> [GIVEN DATA]:

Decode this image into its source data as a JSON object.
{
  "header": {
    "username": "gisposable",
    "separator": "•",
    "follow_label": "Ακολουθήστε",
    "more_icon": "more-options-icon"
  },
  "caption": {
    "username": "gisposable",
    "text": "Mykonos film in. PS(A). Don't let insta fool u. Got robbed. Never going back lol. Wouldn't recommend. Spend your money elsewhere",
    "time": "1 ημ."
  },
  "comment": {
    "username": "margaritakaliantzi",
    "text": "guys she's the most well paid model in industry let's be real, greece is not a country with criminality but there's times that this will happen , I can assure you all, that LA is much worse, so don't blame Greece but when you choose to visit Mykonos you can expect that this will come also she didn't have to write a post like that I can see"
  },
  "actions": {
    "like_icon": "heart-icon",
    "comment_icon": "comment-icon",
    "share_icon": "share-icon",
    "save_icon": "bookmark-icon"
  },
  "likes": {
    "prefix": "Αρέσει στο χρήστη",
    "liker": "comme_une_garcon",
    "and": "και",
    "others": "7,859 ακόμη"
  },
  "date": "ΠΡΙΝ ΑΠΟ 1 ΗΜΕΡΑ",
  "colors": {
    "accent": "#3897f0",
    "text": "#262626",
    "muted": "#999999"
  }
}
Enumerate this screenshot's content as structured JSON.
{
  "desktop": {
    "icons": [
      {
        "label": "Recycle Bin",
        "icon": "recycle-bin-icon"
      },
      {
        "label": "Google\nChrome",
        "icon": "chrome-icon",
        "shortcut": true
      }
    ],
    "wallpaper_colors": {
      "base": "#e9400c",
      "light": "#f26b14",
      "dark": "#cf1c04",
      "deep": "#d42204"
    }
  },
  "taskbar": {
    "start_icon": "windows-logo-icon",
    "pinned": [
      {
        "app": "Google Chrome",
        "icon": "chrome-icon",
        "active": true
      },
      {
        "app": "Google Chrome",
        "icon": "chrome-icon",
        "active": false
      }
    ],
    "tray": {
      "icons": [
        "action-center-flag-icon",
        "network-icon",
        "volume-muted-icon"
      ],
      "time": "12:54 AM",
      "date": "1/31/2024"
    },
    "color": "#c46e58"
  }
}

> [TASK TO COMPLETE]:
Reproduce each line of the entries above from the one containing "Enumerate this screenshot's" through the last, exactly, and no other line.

> [EXERCISE OUTPUT]:
Enumerate this screenshot's content as structured JSON.
{
  "desktop": {
    "icons": [
      {
        "label": "Recycle Bin",
        "icon": "recycle-bin-icon"
      },
      {
        "label": "Google\nChrome",
        "icon": "chrome-icon",
        "shortcut": true
      }
    ],
    "wallpaper_colors": {
      "base": "#e9400c",
      "light": "#f26b14",
      "dark": "#cf1c04",
      "deep": "#d42204"
    }
  },
  "taskbar": {
    "start_icon": "windows-logo-icon",
    "pinned": [
      {
        "app": "Google Chrome",
        "icon": "chrome-icon",
        "active": true
      },
      {
        "app": "Google Chrome",
        "icon": "chrome-icon",
        "active": false
      }
    ],
    "tray": {
      "icons": [
        "action-center-flag-icon",
        "network-icon",
        "volume-muted-icon"
      ],
      "time": "12:54 AM",
      "date": "1/31/2024"
    },
    "color": "#c46e58"
  }
}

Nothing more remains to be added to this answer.